* [WHAT YOU HAVE TO DO]: Your answer must repeat all of the entries word for word, without any images.

***** MATERIAL TO PROCESS *****

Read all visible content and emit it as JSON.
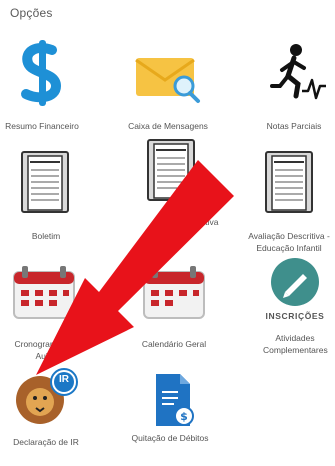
{
  "page": {
    "title": "Opções"
  },
  "tiles": [
    {
      "label": "Resumo Financeiro"
    },
    {
      "label": "Caixa de Mensagens"
    },
    {
      "label": "Notas Parciais"
    },
    {
      "label": "Boletim"
    },
    {
      "label": "Avaliação Semiquantitativa"
    },
    {
      "label": "Avaliação Descritiva - Educação Infantil"
    },
    {
      "label": "Cronograma de Aula"
    },
    {
      "label": "Calendário Geral"
    },
    {
      "label": "Atividades Complementares",
      "badge": "INSCRIÇÕES"
    },
    {
      "label": "Declaração de IR",
      "badge": "IR"
    },
    {
      "label": "Quitação de Débitos"
    }
  ],
  "annotation": {
    "arrow_color": "#e8121a"
  },
  "colors": {
    "dollar": "#1e90d6",
    "envelope": "#f6c343",
    "teal_circle": "#3f8f8c",
    "ir_blue": "#1b78c6",
    "calendar_red": "#c8262b"
  }
}
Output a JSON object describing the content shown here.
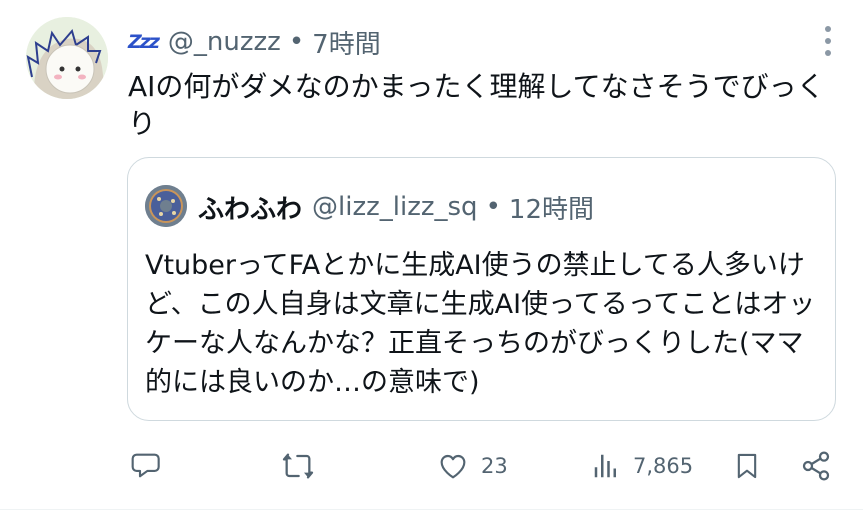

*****

* [ANSWER BOX]:
Read all visible content and emit it as JSON.
{
  "page": {
    "title": "Opções"
  },
  "tiles": [
    {
      "label": "Resumo Financeiro"
    },
    {
      "label": "Caixa de Mensagens"
    },
    {
      "label": "Notas Parciais"
    },
    {
      "label": "Boletim"
    },
    {
      "label": "Avaliação Semiquantitativa"
    },
    {
      "label": "Avaliação Descritiva - Educação Infantil"
    },
    {
      "label": "Cronograma de Aula"
    },
    {
      "label": "Calendário Geral"
    },
    {
      "label": "Atividades Complementares",
      "badge": "INSCRIÇÕES"
    },
    {
      "label": "Declaração de IR",
      "badge": "IR"
    },
    {
      "label": "Quitação de Débitos"
    }
  ],
  "annotation": {
    "arrow_color": "#e8121a"
  },
  "colors": {
    "dollar": "#1e90d6",
    "envelope": "#f6c343",
    "teal_circle": "#3f8f8c",
    "ir_blue": "#1b78c6",
    "calendar_red": "#c8262b"
  }
}
Output a JSON object describing the content shown here.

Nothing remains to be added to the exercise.